Beyond Football: Legislators Want Vikings Stadium to Benefit Kids
Oakdale’s legislators are introducing a bill that would devote excess revenues from any Vikings stadium legislation to an early childhood program.
Football fans, construction workers and restaurateurs have been named among those who would benefit from a new Vikings stadium.
Oakdale's representatives at the state Capitol want to add one more group to the list—low-income, preschool age children.
Sen. Chuck Wiger and Rep. Nora Slawik, both Maplewood DFLers, said they planned to introduce companion bills Monday that would devote any excess money raised for the facility—through mechanisms like gambling—to go toward early childhood education.

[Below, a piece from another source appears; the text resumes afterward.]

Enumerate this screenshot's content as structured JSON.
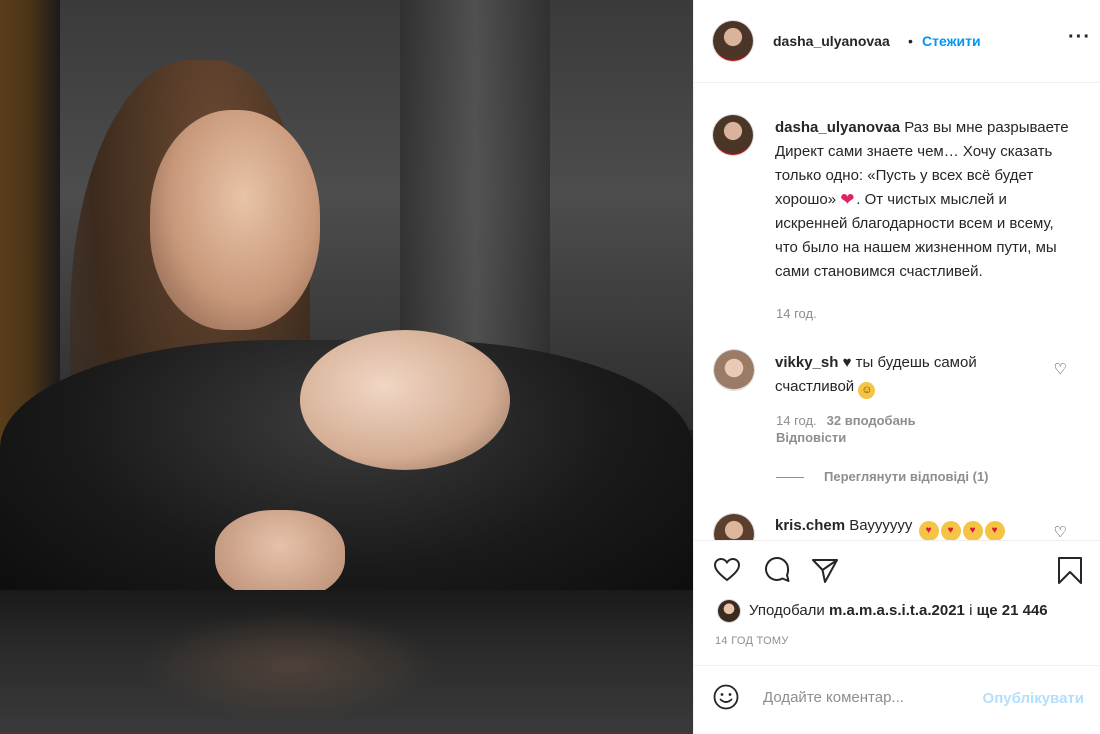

“If we can find the money for a Vikings stadium, we can fund early childhood education,” Slawik said. ”We have 7,000 kids on the waiting lists for childcare and these scholarships would make a significant difference.”
The money would go toward an existing scholarship program that gives low-income families in targeted areas—including Minneapolis and St. Paul—money for high quality childcare programs, Slawik said. The Legislature approved a one-time $6 million allocation for the program a couple of years ago, but that money has run out, she said.
Although Slawik's bill is worded to apply to any stadium funding bill, it specifically mentions H.F. 2810, which would use proceeds from electronic pull-tabs, electronic bingo and tipboard games to help fund the arena.
Attaching a provision like this to a stadium bill isn’t unprecedented, Slawik said.
A similar provision in the Twins stadium legislation devoted excess money to libraries and youth sports programs, she said.
Wiger said early childhood education funding is needed.
“We can save a great deal of money in the state on expensive long-term solutions if we’re able to have young people ready for school,” Wiger said. “It might be costs in special ed or remedial programs. If they’re ready for school, they’re much more likely to succeed.”
The bill has bipartisan support with five authors in the House, and five in the Senate, Slawik said.
Supporters’ strategy will be to get the provisions of the bill added as an amendment to any Vikings stadium bill, Slawik said, but they wanted to introduce separate bills to bring some attention to the idea in advance.
Whether a Vikings stadium bill will pass this session is still a big question, Slawik and Wiger said.
“I think it’s still in the ‘Hail Mary,’ category if it’s going to happen this year,” Wiger said Friday, “but until we’re done, anything can happen.”
If it doesn’t happen this year, it’ll happen next year, he said.
If given the opportunity this year, Slawik said, she’s leaning toward supporting a stadium bill.
“I think that a stadium is a lot about jobs, and this is what this session is about,” she said. “To me, it fits with the agenda of what I came here to do.”